St. Mary of Victories is blessed to share a common history with some of the most influential religious orders that helped make St. Louis what it is today. Our church is considered the "one true home" of the Sisters of St. Mary who got their start in St. Louis, and their name at St. Mary of Victories Church. The sisters would go on to found a health ministry which would become SSM Heath System, based in St. Louis.

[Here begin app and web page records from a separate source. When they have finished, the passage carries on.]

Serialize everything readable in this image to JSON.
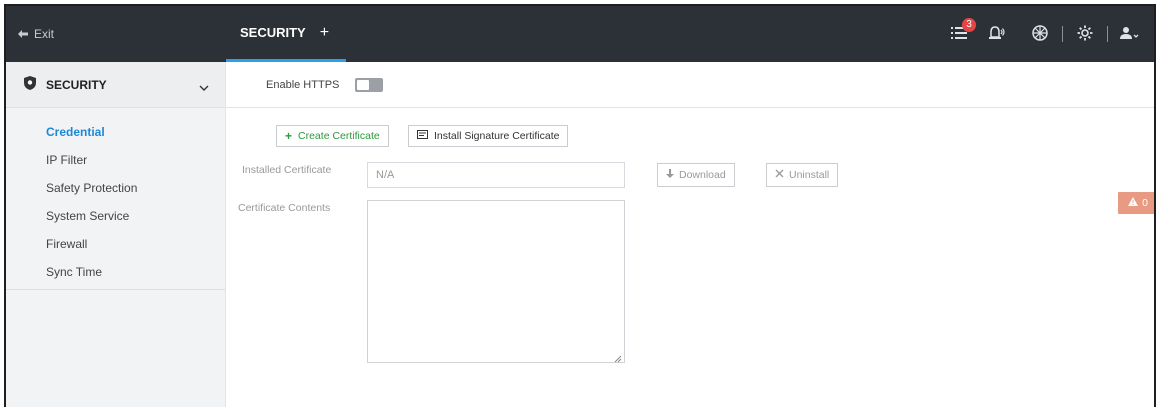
{
  "topbar": {
    "exit_label": "Exit",
    "tab_label": "SECURITY",
    "add_tab": "+",
    "notification_count": "3"
  },
  "sidebar": {
    "section_title": "SECURITY",
    "items": [
      {
        "label": "Credential",
        "active": true
      },
      {
        "label": "IP Filter",
        "active": false
      },
      {
        "label": "Safety Protection",
        "active": false
      },
      {
        "label": "System Service",
        "active": false
      },
      {
        "label": "Firewall",
        "active": false
      },
      {
        "label": "Sync Time",
        "active": false
      }
    ]
  },
  "main": {
    "enable_https_label": "Enable HTTPS",
    "enable_https_on": false,
    "create_certificate_label": "Create Certificate",
    "install_signature_label": "Install Signature Certificate",
    "installed_certificate_label": "Installed Certificate",
    "installed_certificate_value": "N/A",
    "download_label": "Download",
    "uninstall_label": "Uninstall",
    "certificate_contents_label": "Certificate Contents",
    "certificate_contents_value": ""
  },
  "alert": {
    "count": "0"
  },
  "colors": {
    "topbar_bg": "#2c3138",
    "accent_blue": "#1e88d6",
    "create_green": "#2c9a3d",
    "badge_red": "#e54545",
    "alert_orange": "#e89a82"
  }
}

In 1870, foundress Mother Mary Odelia was a German citizen working in Paris, running a home for girls that worked as domestic servants in the city. When war broke out, Mother Odelia was forced to leave France, but found the government in Germany was very unwelcoming to her and discriminated against the Catholic Church. She and her sisters moved to the United States because of the persecution, and in a vocational response to serve the poor. They modeled themselves after the charism of St. Francis of Asissi who renounced material wealth and ventured out as a missionary to help those most in need.

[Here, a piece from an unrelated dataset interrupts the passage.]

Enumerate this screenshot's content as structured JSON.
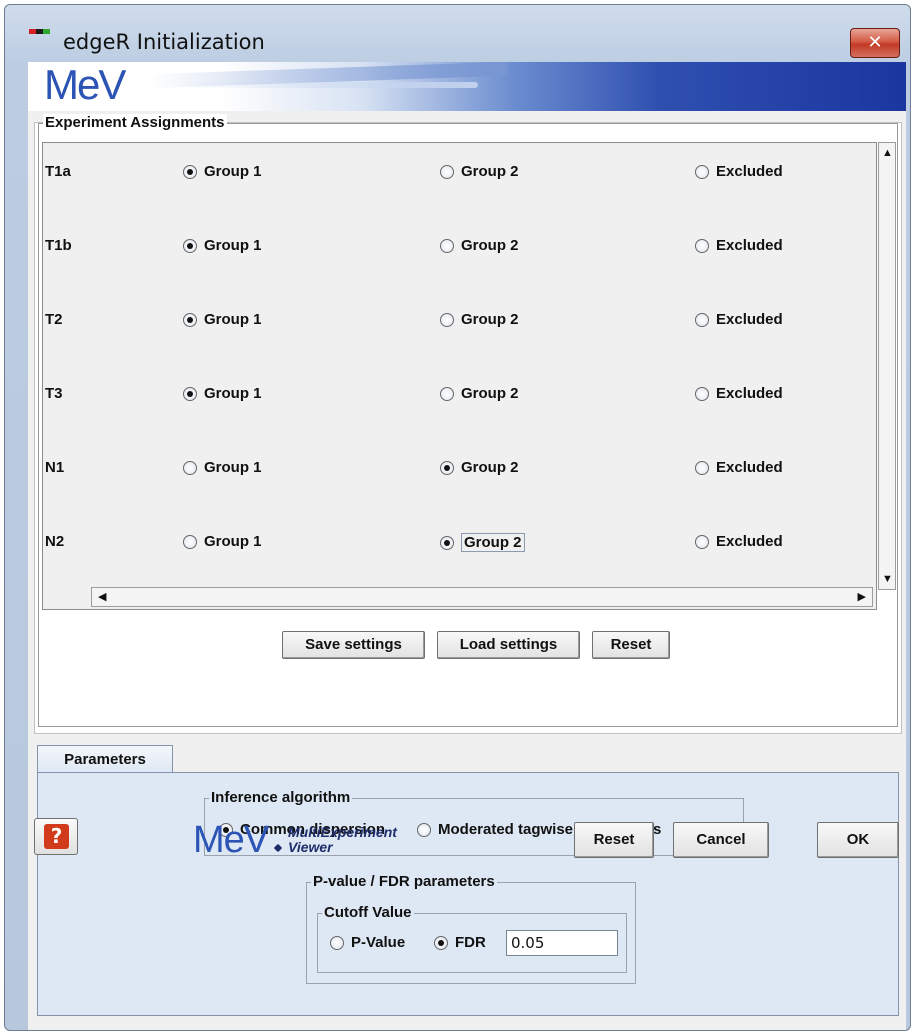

The sisters crossed the Atlantic by ship, and then crossed the continent by train to arrive in St. Louis in 1872. The Eads Bridge was still under construction, and it was still about 100 years before the Gateway Arch would be built. They city at that time was bustling with immigrants. Tenament housing was packed with people, and industry was booming - generating jobs and a lot of industrial pollution. The close quarters and pollution lead to outbreaks of disease including smallpox, tuberculosis, typhoid fever, diptheria, and scarlet fever. Because they were German, the sisters were immediately attracted to St. Mary of Victories Church, which had been a solid German parish since 1843. At first they stayed with the Ursuline Sisters, and then rented rooms in an apartment across the street from St. Mary of Victories. Ultimately a convent would be built that attached directly to the south side of the Church (pictured at left). At first known as "the Smallpox Sisters" because of their exposure to contagion, they entered and worshiped in the Church to the second balcony (below the choir loft) to prevent infecting the congregation.

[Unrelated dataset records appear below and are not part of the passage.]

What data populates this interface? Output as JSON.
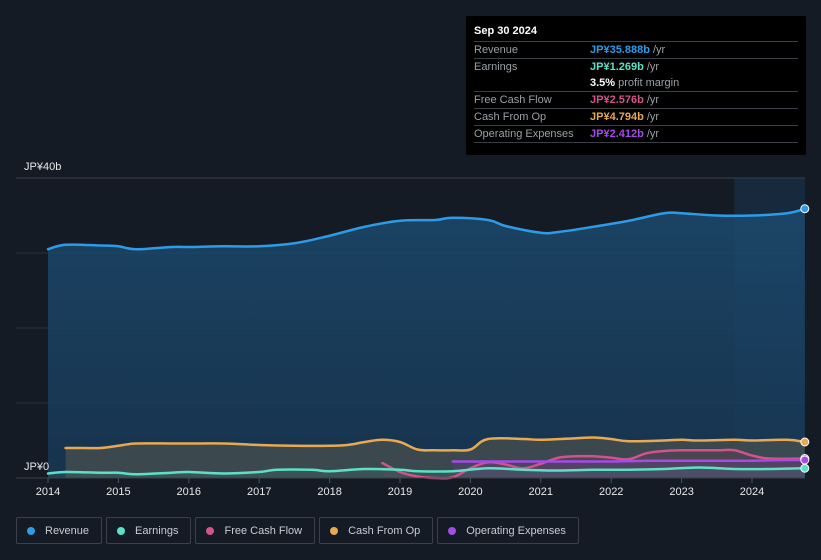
{
  "tooltip": {
    "date": "Sep 30 2024",
    "rows": [
      {
        "label": "Revenue",
        "value": "JP¥35.888b",
        "unit": "/yr",
        "color": "#2d9be5"
      },
      {
        "label": "Earnings",
        "value": "JP¥1.269b",
        "unit": "/yr",
        "color": "#5ce0c6"
      },
      {
        "label": "",
        "value": "3.5%",
        "unit": "profit margin",
        "color": "#ffffff"
      },
      {
        "label": "Free Cash Flow",
        "value": "JP¥2.576b",
        "unit": "/yr",
        "color": "#d1538a"
      },
      {
        "label": "Cash From Op",
        "value": "JP¥4.794b",
        "unit": "/yr",
        "color": "#e8a951"
      },
      {
        "label": "Operating Expenses",
        "value": "JP¥2.412b",
        "unit": "/yr",
        "color": "#a54be8"
      }
    ]
  },
  "legend": [
    {
      "label": "Revenue",
      "color": "#2d9be5"
    },
    {
      "label": "Earnings",
      "color": "#5ce0c6"
    },
    {
      "label": "Free Cash Flow",
      "color": "#d1538a"
    },
    {
      "label": "Cash From Op",
      "color": "#e8a951"
    },
    {
      "label": "Operating Expenses",
      "color": "#a54be8"
    }
  ],
  "chart_data": {
    "type": "area",
    "title": "",
    "xlabel": "",
    "ylabel": "",
    "y_tick_labels": [
      "JP¥0",
      "JP¥40b"
    ],
    "ylim": [
      0,
      40
    ],
    "xlim": [
      2014,
      2024.75
    ],
    "x_ticks": [
      2014,
      2015,
      2016,
      2017,
      2018,
      2019,
      2020,
      2021,
      2022,
      2023,
      2024
    ],
    "x_tick_labels": [
      "2014",
      "2015",
      "2016",
      "2017",
      "2018",
      "2019",
      "2020",
      "2021",
      "2022",
      "2023",
      "2024"
    ],
    "grid": true,
    "highlight_range": [
      2023.75,
      2024.75
    ],
    "unit": "JP¥ billions",
    "series": [
      {
        "name": "Revenue",
        "color": "#2d9be5",
        "x": [
          2014.0,
          2014.25,
          2014.75,
          2015.0,
          2015.25,
          2015.75,
          2016.0,
          2016.5,
          2017.0,
          2017.5,
          2018.0,
          2018.5,
          2019.0,
          2019.5,
          2019.75,
          2020.25,
          2020.5,
          2021.0,
          2021.25,
          2021.75,
          2022.25,
          2022.75,
          2023.0,
          2023.5,
          2024.0,
          2024.5,
          2024.75
        ],
        "values": [
          30.5,
          31.1,
          31.0,
          30.9,
          30.5,
          30.8,
          30.8,
          30.9,
          30.9,
          31.3,
          32.3,
          33.5,
          34.3,
          34.4,
          34.7,
          34.4,
          33.6,
          32.7,
          32.8,
          33.5,
          34.3,
          35.3,
          35.3,
          35.0,
          35.0,
          35.3,
          35.9
        ]
      },
      {
        "name": "Earnings",
        "color": "#5ce0c6",
        "x": [
          2014.0,
          2014.25,
          2014.75,
          2015.0,
          2015.25,
          2015.75,
          2016.0,
          2016.5,
          2017.0,
          2017.25,
          2017.75,
          2018.0,
          2018.5,
          2019.0,
          2019.25,
          2019.75,
          2020.25,
          2020.75,
          2021.25,
          2021.75,
          2022.25,
          2022.75,
          2023.25,
          2023.75,
          2024.25,
          2024.75
        ],
        "values": [
          0.6,
          0.8,
          0.7,
          0.7,
          0.5,
          0.7,
          0.8,
          0.6,
          0.8,
          1.1,
          1.1,
          0.9,
          1.2,
          1.1,
          0.9,
          0.9,
          1.3,
          1.1,
          1.0,
          1.1,
          1.1,
          1.2,
          1.4,
          1.2,
          1.2,
          1.3
        ]
      },
      {
        "name": "Free Cash Flow",
        "color": "#d1538a",
        "x": [
          2018.75,
          2019.0,
          2019.25,
          2019.5,
          2019.75,
          2020.0,
          2020.25,
          2020.5,
          2020.75,
          2021.0,
          2021.25,
          2021.5,
          2021.75,
          2022.0,
          2022.25,
          2022.5,
          2022.75,
          2023.0,
          2023.5,
          2023.75,
          2024.0,
          2024.25,
          2024.75
        ],
        "values": [
          2.0,
          0.8,
          0.2,
          0.0,
          0.1,
          1.3,
          2.1,
          1.8,
          1.3,
          1.9,
          2.7,
          2.9,
          2.9,
          2.7,
          2.5,
          3.3,
          3.6,
          3.7,
          3.7,
          3.7,
          3.0,
          2.6,
          2.6
        ]
      },
      {
        "name": "Cash From Op",
        "color": "#e8a951",
        "x": [
          2014.25,
          2014.5,
          2014.75,
          2015.0,
          2015.25,
          2015.75,
          2016.0,
          2016.5,
          2017.0,
          2017.5,
          2018.0,
          2018.25,
          2018.5,
          2018.75,
          2019.0,
          2019.25,
          2019.5,
          2019.75,
          2020.0,
          2020.25,
          2020.75,
          2021.0,
          2021.5,
          2021.75,
          2022.0,
          2022.25,
          2022.75,
          2023.0,
          2023.25,
          2023.75,
          2024.0,
          2024.5,
          2024.75
        ],
        "values": [
          4.0,
          4.0,
          4.0,
          4.3,
          4.6,
          4.6,
          4.6,
          4.6,
          4.4,
          4.3,
          4.3,
          4.4,
          4.8,
          5.1,
          4.8,
          3.8,
          3.7,
          3.7,
          3.8,
          5.2,
          5.2,
          5.1,
          5.3,
          5.4,
          5.2,
          4.9,
          5.0,
          5.1,
          5.0,
          5.1,
          5.0,
          5.1,
          4.8
        ]
      },
      {
        "name": "Operating Expenses",
        "color": "#a54be8",
        "x": [
          2019.75,
          2020.5,
          2021.0,
          2021.5,
          2022.0,
          2022.5,
          2023.0,
          2023.5,
          2024.0,
          2024.5,
          2024.75
        ],
        "values": [
          2.2,
          2.2,
          2.2,
          2.2,
          2.2,
          2.3,
          2.3,
          2.3,
          2.3,
          2.4,
          2.4
        ]
      }
    ]
  }
}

The Sisters of St. Mary ministered to the sick in their homes, sometimes spending weeks washing, cooking and cleaning for sick families. To support their ministry they walked the streets asking forfood, clothing, and money for the sick and themselves. On May 24, 1877, the sisters opened their first hospital on Papin Street. The infirmary served the sick and poor, and ultimately it became well known for excellent care of the African American Community. The building, now closed, is still visible from I-64, and stands as a testament to the ministry that would grow in to the SSM Health System, a non-profit Catholic health care ministry serving the communities in Missouri, Illinois, Wisconsin and Oklahoma.